Goal of the exercise: Every line of the material below in which "replies" shows up is to be located and copied.
(Data records Opens)
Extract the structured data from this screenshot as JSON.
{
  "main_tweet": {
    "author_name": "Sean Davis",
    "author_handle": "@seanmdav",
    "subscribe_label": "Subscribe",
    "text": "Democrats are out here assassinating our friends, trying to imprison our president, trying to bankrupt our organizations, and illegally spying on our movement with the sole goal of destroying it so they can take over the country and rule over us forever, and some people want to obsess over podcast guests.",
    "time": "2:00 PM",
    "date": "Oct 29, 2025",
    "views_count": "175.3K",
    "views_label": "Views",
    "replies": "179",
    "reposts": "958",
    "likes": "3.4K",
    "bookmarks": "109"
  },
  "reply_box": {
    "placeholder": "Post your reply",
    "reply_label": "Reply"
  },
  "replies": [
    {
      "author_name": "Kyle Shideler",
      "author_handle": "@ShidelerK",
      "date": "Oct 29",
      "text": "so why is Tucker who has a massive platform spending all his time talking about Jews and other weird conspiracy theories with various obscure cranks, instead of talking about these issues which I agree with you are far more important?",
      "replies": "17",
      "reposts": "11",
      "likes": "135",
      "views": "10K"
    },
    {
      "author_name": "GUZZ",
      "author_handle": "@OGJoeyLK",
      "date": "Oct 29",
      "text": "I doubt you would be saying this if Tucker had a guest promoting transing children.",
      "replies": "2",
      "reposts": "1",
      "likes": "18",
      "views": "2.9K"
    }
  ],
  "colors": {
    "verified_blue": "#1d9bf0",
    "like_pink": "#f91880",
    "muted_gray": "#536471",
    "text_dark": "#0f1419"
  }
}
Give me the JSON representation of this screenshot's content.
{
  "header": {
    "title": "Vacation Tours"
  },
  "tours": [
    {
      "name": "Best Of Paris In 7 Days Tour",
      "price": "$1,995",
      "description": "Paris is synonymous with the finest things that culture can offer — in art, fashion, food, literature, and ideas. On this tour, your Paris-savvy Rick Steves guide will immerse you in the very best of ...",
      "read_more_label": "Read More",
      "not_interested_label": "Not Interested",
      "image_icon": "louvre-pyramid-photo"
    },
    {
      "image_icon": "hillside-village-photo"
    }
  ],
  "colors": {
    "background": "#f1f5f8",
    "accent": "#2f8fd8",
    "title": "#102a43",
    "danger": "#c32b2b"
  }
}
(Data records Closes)
Reply to the task:
    "replies": "179",
  "replies": [
      "replies": "17",
      "replies": "2",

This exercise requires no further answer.